Pierce's Sterling Express stores are meant to provide fresh, affordable food to low-income areas of the city, where 58 percent of the residents do not drive. According to Pierce, such access is an important part of the recovery process for neighborhoods still suffering aftereffects of the storm.
"We can't look at this through rose-colored glasses," the actor and entrepreneur said. "Because it's a tale of two cities right now. The city is thriving, but there's still large portions of your working class and poor communities that do not have their infrastructure coming back to the level it should be six and a half years after the disaster."
Pierce and his business partner -- his childhood friend Troy Henry -- hope to make a difference, as well as make money. “I'm an actor first, but this is a business," said Pierce. "This is American capitalism. American industry, you know? I think there's an opportunity to do well and do good."

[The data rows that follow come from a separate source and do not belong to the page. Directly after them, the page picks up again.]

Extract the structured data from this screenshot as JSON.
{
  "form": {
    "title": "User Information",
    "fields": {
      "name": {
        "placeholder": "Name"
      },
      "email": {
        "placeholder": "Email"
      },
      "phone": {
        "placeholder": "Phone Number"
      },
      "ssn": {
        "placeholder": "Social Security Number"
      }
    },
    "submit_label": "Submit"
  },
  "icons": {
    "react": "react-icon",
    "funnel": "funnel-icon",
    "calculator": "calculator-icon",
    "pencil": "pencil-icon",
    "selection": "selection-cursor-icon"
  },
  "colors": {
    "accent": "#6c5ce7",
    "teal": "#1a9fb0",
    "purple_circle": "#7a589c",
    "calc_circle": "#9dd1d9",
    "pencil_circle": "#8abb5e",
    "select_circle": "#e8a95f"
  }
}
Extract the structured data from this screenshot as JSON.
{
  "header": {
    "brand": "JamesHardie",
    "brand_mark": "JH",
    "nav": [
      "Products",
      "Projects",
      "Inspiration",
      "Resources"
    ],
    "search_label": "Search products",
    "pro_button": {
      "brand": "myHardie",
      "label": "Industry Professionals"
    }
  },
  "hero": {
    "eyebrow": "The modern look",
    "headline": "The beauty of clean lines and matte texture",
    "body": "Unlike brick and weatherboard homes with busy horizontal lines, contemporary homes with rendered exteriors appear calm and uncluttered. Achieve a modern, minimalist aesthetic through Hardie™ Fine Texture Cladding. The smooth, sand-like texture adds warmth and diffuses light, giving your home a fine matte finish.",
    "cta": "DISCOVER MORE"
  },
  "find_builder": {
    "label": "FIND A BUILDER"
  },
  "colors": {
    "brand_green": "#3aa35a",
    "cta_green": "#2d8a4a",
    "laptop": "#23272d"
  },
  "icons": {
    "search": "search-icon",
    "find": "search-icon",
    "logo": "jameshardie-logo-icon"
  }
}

A recent New York Times report cited two new studies that show worries about food deserts may be overstated. Some low-income neighborhoods feature more fast food restaurants, c-stores, restaurants and grocery stores than more affluent ones, the report noted, and the studies showed there is no relationship between the type of food being sold in a neighborhood and the level of obesity among its children and adolescents.
When it comes to Pierce's stores, though, he's focused on providing more options. "We want it to be healthy; we want it to be a variety of choices," said Pierce.
Along with the new c-stores, Pierce has plans to open two Sterling Farms supermarkets later this year.